Competitive bidding: 'We are in a war'
WASHINGTON - Even if a Medicare prescription drug bill doesn't materialize this year, and a number of industry watchers think it won't, that doesn't mean competitive bidding will go away.
The scuttlebutt coming out of Washington is that lawmakers will look to competitive bidding for HME to offset Medicare givebacks - not help fund a prescription drug bill - to doctors, hospitals and home health agencies.
"That's why I feel we are in a war," said AAHomecare CEO Tom Connaughton. "Congressmen want to pass a giveback bill before the election. The problem is that if they do that in September or October, the only money they've come up with in the House is competitive bidding."
With a compromise between Democrats and Republicans on a prescription drug bill looking increasingly remote, some some industry watchers surmised competitive bidding might also disappear, at least until next year.
This year, next year, it really doesn't matter, said Jackie Negri, executive director of the New York Medical Equipment Providers Association (NYMEP). "It's going to come back," she said.
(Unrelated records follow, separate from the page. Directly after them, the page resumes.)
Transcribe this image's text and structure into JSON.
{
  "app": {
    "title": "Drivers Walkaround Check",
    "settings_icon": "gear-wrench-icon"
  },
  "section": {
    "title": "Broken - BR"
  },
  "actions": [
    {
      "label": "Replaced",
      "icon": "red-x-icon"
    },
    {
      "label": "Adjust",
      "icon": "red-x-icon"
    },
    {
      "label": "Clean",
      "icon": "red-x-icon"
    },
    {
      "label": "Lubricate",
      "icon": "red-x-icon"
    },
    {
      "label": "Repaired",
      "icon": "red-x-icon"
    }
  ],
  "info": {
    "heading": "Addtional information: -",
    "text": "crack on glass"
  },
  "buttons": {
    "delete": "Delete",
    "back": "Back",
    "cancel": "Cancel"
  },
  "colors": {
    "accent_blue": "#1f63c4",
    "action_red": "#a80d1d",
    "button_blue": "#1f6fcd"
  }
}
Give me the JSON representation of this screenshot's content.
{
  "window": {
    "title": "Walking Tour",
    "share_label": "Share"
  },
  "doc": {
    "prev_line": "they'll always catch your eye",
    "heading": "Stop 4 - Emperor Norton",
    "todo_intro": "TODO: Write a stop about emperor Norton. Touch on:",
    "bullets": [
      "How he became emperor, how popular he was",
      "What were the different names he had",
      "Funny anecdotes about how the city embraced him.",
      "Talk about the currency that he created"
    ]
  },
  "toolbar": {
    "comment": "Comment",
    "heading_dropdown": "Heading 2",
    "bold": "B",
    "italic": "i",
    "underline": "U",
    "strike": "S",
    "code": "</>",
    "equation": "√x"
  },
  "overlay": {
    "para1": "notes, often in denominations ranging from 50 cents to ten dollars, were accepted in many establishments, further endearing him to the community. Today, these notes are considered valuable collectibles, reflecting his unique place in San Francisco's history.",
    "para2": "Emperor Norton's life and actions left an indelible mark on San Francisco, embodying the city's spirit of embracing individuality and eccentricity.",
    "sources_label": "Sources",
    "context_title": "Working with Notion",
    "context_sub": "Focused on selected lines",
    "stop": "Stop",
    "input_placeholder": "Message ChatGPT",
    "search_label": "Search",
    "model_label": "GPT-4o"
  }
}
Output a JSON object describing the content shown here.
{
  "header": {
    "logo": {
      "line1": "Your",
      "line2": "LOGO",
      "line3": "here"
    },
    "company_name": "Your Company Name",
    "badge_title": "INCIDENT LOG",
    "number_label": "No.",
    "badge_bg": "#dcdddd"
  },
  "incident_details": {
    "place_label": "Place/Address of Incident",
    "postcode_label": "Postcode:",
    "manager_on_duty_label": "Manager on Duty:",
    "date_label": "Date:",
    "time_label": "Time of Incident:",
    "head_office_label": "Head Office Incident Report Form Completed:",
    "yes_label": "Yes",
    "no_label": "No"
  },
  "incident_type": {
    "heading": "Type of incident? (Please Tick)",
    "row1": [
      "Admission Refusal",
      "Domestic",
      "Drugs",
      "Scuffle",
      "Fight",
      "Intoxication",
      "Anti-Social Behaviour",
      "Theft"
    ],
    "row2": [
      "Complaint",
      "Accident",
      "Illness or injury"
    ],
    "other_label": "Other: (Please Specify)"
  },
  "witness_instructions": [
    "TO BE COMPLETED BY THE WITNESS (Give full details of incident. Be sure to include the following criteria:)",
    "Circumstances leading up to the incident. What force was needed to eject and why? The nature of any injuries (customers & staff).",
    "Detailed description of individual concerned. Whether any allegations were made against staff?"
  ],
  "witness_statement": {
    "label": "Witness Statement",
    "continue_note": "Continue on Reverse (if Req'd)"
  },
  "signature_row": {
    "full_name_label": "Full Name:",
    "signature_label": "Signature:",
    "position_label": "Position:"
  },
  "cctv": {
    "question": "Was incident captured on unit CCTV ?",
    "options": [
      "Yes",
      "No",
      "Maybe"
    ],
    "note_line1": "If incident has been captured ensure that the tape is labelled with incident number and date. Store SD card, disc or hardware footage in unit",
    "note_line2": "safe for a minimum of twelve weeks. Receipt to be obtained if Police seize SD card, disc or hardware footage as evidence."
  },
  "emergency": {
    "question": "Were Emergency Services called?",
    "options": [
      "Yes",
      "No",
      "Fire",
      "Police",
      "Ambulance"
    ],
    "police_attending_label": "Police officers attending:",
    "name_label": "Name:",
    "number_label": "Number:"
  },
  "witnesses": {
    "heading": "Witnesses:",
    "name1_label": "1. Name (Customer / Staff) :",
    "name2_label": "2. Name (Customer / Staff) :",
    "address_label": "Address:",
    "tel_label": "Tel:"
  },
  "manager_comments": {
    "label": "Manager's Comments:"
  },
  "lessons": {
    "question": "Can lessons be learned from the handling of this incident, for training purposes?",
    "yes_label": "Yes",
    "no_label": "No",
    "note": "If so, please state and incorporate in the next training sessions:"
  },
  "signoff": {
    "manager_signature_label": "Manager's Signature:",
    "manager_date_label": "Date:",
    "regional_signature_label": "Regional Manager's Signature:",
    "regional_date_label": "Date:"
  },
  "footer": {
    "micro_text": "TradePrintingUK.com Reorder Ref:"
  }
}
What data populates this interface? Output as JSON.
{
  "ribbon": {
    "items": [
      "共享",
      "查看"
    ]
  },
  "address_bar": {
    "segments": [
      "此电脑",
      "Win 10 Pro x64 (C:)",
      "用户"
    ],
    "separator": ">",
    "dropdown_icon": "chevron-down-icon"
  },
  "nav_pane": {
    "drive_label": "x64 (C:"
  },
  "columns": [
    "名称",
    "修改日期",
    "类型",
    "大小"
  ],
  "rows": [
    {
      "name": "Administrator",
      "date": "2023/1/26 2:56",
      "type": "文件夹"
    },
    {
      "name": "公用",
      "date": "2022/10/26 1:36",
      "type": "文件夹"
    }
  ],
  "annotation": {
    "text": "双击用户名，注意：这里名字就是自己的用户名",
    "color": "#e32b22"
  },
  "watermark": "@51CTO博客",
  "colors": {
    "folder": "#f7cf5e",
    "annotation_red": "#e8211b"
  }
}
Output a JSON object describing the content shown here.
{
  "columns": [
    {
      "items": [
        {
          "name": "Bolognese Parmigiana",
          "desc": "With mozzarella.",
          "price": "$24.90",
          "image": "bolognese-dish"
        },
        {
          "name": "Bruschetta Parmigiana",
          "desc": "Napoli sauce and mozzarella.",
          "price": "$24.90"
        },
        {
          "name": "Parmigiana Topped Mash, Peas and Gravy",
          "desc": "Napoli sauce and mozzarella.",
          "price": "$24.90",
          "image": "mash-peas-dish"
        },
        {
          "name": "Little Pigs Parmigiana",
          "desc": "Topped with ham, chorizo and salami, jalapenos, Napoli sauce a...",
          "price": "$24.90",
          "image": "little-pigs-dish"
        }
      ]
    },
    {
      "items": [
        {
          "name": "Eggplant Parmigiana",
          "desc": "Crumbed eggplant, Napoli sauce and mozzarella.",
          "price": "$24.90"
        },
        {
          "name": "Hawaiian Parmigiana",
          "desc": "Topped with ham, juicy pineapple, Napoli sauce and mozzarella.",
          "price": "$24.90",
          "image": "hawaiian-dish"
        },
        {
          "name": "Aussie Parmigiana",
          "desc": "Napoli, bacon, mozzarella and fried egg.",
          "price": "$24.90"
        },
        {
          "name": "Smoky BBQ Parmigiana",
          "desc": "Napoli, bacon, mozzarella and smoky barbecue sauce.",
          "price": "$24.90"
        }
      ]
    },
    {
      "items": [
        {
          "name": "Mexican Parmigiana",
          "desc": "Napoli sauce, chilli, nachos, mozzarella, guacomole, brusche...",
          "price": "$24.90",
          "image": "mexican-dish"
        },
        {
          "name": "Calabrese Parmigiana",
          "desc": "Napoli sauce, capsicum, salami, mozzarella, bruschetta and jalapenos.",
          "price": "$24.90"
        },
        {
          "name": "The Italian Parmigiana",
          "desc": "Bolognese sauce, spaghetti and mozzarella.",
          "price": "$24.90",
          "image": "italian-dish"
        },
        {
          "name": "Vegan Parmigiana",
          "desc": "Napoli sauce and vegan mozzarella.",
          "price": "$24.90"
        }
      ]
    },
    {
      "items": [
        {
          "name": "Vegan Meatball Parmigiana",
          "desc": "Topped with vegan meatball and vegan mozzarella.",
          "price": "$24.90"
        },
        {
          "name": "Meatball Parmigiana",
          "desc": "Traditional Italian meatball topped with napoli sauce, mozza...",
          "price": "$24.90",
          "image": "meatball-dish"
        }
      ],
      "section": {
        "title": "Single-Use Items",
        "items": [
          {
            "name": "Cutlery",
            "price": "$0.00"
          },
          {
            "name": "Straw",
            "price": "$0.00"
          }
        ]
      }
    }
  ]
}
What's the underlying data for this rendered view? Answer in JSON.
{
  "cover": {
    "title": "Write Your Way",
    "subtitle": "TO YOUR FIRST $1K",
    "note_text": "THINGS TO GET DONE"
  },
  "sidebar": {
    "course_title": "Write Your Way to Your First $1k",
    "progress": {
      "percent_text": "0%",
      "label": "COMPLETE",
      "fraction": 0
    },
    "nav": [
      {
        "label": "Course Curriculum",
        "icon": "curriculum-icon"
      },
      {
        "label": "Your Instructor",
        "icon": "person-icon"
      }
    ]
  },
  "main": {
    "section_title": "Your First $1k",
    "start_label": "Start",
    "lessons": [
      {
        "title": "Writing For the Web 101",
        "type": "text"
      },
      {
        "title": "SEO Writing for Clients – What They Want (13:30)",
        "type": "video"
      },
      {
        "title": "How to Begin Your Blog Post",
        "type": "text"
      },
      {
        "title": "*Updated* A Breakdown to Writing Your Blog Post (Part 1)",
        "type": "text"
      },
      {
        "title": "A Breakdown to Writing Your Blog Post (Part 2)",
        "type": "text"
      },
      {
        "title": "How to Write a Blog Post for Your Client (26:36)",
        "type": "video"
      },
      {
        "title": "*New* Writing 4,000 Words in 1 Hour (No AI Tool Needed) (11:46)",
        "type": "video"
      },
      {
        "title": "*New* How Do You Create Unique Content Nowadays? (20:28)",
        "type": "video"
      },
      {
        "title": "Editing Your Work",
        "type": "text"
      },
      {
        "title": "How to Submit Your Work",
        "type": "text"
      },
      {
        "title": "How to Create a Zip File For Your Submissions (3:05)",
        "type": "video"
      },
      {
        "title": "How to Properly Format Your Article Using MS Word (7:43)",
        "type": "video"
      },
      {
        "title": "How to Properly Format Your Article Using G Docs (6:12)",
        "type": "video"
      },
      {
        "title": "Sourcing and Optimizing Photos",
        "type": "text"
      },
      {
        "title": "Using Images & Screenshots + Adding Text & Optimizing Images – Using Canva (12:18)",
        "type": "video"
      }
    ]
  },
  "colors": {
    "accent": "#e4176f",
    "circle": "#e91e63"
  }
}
"And if that doesn't come back, guess what, something else will," Negri said. "And if it gets implemented, they've got to figure out how to implement it and that takes an education process, too."
The drive to defeat competitive bidding has spawned a frenzy of grassroots lobbying that has helped raise lawmaker awareness of the industry. For example, after the House of Representatives passed a Medicare prescription drug bill, Rep. Michael McNulty (D-N.Y.), wrote NYMEP saying he voted against the Republican bill.
"My perception is that the industry is becoming a well recognized service industry, and that's what we need to get out there, not just to the representatives but to CMS, the payers and everyone else," Negri said "We need to let people know that we're not just dropping off a box on a doorstep."
That's why providers need to keep up their lobbying efforts if they want to defeat competitive bidding or play a role in crafting a program they can live with, say industry watchers. HME